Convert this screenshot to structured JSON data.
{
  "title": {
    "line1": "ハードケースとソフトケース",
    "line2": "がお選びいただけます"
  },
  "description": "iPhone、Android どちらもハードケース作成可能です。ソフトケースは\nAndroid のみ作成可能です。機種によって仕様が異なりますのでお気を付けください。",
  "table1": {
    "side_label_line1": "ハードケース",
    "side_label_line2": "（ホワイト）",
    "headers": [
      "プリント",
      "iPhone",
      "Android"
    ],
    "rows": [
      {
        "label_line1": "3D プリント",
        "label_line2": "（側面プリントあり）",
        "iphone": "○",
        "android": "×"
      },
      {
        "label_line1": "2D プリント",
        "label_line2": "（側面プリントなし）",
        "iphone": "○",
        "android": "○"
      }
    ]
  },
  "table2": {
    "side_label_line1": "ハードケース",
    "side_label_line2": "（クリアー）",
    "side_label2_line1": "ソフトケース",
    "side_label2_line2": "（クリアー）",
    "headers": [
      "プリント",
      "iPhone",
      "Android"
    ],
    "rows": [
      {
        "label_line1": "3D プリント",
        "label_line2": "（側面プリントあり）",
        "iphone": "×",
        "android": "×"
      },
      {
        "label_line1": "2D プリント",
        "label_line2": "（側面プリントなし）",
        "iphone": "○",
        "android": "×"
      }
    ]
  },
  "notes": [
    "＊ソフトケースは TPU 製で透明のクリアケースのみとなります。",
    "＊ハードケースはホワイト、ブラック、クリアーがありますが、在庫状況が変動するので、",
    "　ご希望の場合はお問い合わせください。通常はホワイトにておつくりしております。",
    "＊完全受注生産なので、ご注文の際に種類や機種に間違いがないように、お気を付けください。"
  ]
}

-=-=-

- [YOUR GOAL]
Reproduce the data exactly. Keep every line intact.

- [WRITTEN ANSWER]
Convert this screenshot to structured JSON data.
{
  "title": {
    "line1": "ハードケースとソフトケース",
    "line2": "がお選びいただけます"
  },
  "description": "iPhone、Android どちらもハードケース作成可能です。ソフトケースは\nAndroid のみ作成可能です。機種によって仕様が異なりますのでお気を付けください。",
  "table1": {
    "side_label_line1": "ハードケース",
    "side_label_line2": "（ホワイト）",
    "headers": [
      "プリント",
      "iPhone",
      "Android"
    ],
    "rows": [
      {
        "label_line1": "3D プリント",
        "label_line2": "（側面プリントあり）",
        "iphone": "○",
        "android": "×"
      },
      {
        "label_line1": "2D プリント",
        "label_line2": "（側面プリントなし）",
        "iphone": "○",
        "android": "○"
      }
    ]
  },
  "table2": {
    "side_label_line1": "ハードケース",
    "side_label_line2": "（クリアー）",
    "side_label2_line1": "ソフトケース",
    "side_label2_line2": "（クリアー）",
    "headers": [
      "プリント",
      "iPhone",
      "Android"
    ],
    "rows": [
      {
        "label_line1": "3D プリント",
        "label_line2": "（側面プリントあり）",
        "iphone": "×",
        "android": "×"
      },
      {
        "label_line1": "2D プリント",
        "label_line2": "（側面プリントなし）",
        "iphone": "○",
        "android": "×"
      }
    ]
  },
  "notes": [
    "＊ソフトケースは TPU 製で透明のクリアケースのみとなります。",
    "＊ハードケースはホワイト、ブラック、クリアーがありますが、在庫状況が変動するので、",
    "　ご希望の場合はお問い合わせください。通常はホワイトにておつくりしております。",
    "＊完全受注生産なので、ご注文の際に種類や機種に間違いがないように、お気を付けください。"
  ]
}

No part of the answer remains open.